**Entries shown**
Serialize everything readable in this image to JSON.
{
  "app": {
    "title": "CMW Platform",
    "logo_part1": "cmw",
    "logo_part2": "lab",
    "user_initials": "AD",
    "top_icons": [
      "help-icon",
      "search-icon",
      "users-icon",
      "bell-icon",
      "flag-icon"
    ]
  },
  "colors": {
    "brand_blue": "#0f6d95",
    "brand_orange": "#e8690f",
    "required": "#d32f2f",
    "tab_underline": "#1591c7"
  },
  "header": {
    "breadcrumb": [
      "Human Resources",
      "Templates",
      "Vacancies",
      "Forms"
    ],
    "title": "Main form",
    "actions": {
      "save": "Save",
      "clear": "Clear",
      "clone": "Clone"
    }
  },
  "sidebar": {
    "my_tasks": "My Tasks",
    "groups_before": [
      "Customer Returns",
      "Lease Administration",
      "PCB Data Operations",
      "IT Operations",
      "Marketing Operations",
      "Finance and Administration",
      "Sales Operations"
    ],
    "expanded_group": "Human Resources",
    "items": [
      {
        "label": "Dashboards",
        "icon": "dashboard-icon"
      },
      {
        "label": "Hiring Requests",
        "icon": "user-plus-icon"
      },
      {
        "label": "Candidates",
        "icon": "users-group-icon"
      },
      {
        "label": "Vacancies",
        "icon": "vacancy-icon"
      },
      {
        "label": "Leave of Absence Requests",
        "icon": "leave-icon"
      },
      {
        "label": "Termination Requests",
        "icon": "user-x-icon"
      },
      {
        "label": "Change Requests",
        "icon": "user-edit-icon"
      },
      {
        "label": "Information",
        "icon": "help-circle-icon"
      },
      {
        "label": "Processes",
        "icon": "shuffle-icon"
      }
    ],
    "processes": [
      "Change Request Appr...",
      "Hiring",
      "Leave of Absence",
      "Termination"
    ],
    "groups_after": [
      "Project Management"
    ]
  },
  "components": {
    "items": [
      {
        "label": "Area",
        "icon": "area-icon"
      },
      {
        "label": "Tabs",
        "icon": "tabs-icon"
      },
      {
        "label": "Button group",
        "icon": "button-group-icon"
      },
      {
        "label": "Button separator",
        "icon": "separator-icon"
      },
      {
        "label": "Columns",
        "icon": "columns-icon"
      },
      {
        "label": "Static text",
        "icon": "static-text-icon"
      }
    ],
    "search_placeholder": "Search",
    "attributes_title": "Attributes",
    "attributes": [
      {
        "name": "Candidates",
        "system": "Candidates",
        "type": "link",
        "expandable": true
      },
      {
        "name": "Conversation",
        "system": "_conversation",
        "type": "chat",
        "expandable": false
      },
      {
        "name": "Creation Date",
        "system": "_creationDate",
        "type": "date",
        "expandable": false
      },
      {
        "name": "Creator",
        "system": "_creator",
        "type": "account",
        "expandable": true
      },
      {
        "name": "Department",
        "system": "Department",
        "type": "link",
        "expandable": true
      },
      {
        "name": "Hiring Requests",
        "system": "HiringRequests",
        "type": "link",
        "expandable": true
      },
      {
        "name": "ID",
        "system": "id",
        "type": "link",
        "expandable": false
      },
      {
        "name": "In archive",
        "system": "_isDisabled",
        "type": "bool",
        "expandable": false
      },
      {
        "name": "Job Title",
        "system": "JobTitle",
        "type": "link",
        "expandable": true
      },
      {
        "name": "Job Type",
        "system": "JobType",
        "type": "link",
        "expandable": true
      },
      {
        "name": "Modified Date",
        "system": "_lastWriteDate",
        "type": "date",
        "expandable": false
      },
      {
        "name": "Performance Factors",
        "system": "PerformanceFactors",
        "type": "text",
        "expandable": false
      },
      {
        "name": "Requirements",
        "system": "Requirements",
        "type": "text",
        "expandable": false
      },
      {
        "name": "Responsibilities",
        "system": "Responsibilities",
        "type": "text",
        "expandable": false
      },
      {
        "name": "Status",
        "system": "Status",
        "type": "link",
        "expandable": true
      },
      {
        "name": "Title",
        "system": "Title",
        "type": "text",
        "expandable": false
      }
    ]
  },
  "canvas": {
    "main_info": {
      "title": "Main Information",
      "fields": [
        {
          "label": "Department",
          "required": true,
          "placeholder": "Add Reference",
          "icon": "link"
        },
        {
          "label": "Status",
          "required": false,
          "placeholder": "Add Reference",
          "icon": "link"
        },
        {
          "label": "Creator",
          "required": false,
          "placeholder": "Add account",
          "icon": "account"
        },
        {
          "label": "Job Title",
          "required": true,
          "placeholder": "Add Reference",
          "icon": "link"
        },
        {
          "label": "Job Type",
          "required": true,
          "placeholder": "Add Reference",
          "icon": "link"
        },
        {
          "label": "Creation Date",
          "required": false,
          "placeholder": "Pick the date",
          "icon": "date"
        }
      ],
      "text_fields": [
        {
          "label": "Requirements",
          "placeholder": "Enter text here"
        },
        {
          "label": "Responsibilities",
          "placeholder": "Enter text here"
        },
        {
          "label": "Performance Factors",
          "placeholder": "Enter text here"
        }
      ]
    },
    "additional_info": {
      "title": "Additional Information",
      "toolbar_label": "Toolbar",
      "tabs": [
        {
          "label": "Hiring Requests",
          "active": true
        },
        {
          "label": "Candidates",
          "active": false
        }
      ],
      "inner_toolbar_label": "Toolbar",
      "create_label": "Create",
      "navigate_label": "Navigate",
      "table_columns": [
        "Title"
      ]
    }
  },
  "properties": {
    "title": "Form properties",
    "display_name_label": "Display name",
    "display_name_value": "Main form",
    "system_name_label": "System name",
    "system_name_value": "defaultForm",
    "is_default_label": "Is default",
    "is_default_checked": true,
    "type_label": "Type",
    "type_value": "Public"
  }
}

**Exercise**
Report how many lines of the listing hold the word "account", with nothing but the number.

**Answer section**
3